Even if one completely disagrees with me on this point of the femininity of the Holy Spirit, there is another, compelling reason to avoid speaking of Mary as Spouse of the Holy Spirit in a literal way; that is, the fact that Mary had a human husband, and his name was Joseph! Joseph's role cannot be ignored, even if he did not have a sexual relationship with Mary. Under Jewish law this couple was married, and so Jesus was considered as much a son of Joseph as he would have been if he had been Joseph's biological child. Joseph was descended from the House of David, and therefore so was Jesus, as it had been prophesied of the coming Messiah in the Old Testament.

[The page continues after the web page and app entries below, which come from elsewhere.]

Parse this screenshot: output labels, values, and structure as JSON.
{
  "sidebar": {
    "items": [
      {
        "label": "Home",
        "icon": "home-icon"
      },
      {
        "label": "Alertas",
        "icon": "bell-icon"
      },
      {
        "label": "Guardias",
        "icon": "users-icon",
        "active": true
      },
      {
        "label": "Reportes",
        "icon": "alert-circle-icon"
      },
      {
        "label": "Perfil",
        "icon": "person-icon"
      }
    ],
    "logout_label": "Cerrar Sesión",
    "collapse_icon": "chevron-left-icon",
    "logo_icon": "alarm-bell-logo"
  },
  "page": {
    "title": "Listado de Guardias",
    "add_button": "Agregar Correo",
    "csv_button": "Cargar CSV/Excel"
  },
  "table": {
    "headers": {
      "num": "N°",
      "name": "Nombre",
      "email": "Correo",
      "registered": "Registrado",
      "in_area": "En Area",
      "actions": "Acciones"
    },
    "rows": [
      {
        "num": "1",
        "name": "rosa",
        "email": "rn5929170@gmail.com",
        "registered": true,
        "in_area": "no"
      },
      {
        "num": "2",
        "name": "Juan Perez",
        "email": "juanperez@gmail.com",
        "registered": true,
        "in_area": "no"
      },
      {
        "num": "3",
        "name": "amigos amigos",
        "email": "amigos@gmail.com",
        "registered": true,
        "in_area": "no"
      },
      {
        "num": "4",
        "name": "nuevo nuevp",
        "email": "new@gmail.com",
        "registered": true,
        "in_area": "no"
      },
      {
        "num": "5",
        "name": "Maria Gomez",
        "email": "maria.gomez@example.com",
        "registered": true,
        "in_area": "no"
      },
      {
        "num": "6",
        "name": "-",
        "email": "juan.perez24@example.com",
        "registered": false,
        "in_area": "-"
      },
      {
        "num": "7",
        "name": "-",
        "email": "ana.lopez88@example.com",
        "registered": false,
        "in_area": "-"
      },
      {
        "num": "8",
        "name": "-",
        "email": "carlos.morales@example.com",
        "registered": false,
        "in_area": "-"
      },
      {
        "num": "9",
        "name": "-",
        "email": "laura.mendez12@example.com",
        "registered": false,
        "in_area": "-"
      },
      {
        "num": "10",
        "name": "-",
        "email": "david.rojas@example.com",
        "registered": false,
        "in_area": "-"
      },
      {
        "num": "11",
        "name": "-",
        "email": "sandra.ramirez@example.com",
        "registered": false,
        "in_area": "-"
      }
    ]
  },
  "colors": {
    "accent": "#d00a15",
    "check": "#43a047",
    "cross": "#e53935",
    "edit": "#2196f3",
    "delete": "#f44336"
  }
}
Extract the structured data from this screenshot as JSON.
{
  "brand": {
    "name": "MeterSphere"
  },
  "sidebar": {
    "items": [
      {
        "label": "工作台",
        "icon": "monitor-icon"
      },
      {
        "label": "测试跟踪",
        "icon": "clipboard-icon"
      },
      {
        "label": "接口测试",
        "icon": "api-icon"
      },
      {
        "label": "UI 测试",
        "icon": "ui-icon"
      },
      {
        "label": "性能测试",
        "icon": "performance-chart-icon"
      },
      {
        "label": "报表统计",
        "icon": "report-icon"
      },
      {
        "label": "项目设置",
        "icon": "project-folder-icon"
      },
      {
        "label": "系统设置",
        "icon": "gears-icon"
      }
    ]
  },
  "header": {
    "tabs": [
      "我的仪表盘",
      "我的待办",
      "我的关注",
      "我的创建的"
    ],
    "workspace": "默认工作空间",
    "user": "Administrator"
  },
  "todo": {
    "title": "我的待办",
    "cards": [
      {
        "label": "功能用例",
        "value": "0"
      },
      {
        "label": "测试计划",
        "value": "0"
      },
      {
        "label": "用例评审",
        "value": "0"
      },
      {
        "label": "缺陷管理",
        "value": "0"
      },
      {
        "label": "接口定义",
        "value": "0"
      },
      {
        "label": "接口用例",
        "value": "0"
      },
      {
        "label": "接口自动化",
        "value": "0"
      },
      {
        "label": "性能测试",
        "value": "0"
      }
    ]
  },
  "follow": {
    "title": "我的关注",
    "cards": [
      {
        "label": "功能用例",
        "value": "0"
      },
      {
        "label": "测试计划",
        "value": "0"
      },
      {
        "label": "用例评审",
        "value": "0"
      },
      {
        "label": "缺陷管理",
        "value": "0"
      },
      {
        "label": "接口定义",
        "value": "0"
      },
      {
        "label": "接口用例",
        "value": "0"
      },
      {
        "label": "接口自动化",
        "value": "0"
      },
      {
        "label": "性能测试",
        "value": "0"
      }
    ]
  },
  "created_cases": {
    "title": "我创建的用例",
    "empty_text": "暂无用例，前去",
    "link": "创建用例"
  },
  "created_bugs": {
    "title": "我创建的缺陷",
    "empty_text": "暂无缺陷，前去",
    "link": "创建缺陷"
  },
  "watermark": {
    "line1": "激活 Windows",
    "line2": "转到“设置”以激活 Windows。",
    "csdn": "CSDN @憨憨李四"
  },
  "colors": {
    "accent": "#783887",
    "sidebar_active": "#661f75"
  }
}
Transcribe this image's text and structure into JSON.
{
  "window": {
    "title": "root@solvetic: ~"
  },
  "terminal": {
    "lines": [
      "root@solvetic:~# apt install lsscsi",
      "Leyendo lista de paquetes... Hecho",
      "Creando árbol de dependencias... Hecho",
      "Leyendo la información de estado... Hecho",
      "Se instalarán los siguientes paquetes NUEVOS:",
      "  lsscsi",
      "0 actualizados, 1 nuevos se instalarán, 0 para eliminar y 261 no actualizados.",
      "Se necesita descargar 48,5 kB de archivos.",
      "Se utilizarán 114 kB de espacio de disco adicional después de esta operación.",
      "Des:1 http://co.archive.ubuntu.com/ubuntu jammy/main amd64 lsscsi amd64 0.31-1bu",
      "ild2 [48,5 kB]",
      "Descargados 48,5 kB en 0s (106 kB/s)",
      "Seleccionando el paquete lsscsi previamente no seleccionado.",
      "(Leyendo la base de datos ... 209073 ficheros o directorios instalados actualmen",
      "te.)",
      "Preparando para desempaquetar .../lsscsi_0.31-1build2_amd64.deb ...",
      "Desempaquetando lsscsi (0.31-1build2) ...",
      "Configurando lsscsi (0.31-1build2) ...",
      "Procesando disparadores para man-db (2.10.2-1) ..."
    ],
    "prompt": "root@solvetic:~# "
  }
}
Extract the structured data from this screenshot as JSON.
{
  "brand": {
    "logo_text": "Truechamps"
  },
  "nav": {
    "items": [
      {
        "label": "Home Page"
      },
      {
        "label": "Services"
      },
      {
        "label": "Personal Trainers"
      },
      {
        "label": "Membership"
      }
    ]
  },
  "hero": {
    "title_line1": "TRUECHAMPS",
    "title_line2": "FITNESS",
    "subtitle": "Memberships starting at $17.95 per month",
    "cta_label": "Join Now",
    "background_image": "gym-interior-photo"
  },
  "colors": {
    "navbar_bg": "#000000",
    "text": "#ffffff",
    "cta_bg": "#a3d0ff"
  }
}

Joseph protected Mary (and her unborn child) from being stoned to death for alleged adultery. He protected them on the 70-mile, arduous journey through the desert from Nazareth to Bethlehem, and from there to Egypt to escape the murderous wrath of Herod. Joseph went with Mary to find Jesus in Jerusalem, where He had stayed behind in the temple after the Passover feast, and made sure that He returned safely home. Joseph's job as an earthly father to Jesus was an enormous responsibility, and so was his role as husband to Mary. Joseph was seen with Mary at the apparitions of Fatima in Portugal in modern times, and so he has evidently continued to be with Mary in heaven.
Considering all of these factors, I contend that a title such as Channel, or perhaps Mediatrix of the Holy Spirit, rather than Spouse (or Bride of Christ), would be far less confusing and more theologically accurate, and it would not undermine the very important part Joseph played in God's plan for the redemption and salvation of humanity. It also gives married women who are neither virgins nor mothers a more solid role model to look toward in the position of Mary as the wife of Joseph in a completely human, domestic relationship.